▶ **ACTIVITY**:
Go through the records and copy each line where the word "your" occurs.

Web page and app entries
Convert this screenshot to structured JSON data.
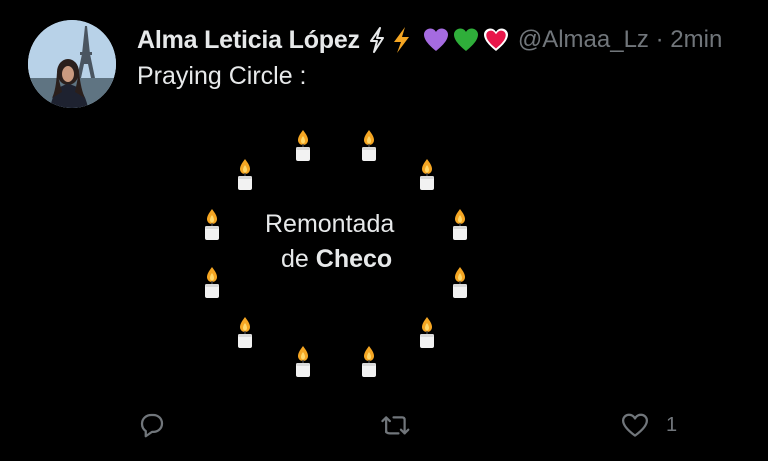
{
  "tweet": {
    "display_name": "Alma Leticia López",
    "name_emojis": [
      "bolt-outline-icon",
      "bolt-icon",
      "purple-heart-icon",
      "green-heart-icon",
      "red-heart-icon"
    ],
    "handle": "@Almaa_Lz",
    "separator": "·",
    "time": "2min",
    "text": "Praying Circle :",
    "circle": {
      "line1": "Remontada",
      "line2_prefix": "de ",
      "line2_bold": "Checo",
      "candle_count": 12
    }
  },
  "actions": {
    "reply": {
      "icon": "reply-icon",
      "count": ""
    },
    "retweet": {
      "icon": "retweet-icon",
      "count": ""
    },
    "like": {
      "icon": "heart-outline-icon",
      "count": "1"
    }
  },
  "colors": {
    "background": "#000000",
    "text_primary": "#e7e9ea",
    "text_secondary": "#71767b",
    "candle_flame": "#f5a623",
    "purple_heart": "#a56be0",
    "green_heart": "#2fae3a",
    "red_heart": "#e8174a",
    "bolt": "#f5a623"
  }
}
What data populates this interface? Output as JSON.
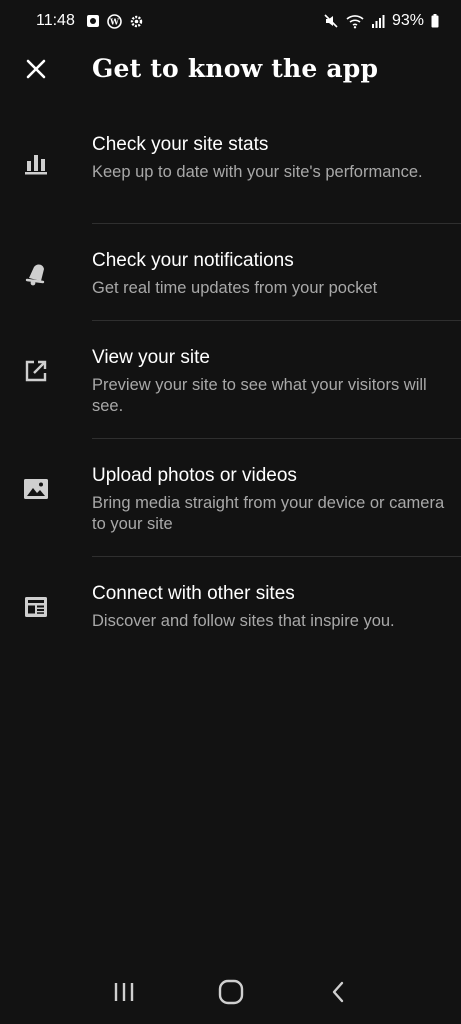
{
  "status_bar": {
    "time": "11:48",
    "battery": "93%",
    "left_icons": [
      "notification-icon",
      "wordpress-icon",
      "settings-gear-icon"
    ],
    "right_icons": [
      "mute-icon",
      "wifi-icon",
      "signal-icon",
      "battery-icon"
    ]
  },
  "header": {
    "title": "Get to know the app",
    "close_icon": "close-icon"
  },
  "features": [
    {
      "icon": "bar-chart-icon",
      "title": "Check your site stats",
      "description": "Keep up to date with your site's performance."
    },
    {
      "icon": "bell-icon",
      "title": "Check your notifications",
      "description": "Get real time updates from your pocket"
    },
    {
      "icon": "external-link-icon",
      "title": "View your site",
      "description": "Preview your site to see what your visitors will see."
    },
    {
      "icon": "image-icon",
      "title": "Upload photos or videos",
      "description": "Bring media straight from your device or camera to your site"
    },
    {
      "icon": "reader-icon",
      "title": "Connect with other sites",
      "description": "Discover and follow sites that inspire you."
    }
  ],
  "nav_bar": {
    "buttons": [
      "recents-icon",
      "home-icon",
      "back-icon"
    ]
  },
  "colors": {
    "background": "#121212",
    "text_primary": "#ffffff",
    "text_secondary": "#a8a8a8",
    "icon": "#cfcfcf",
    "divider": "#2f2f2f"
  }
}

▶ **TASK RESULT**:
      "title": "Check your site stats",
      "description": "Keep up to date with your site's performance."
      "title": "Check your notifications",
      "description": "Get real time updates from your pocket"
      "title": "View your site",
      "description": "Preview your site to see what your visitors will see."
      "description": "Bring media straight from your device or camera to your site"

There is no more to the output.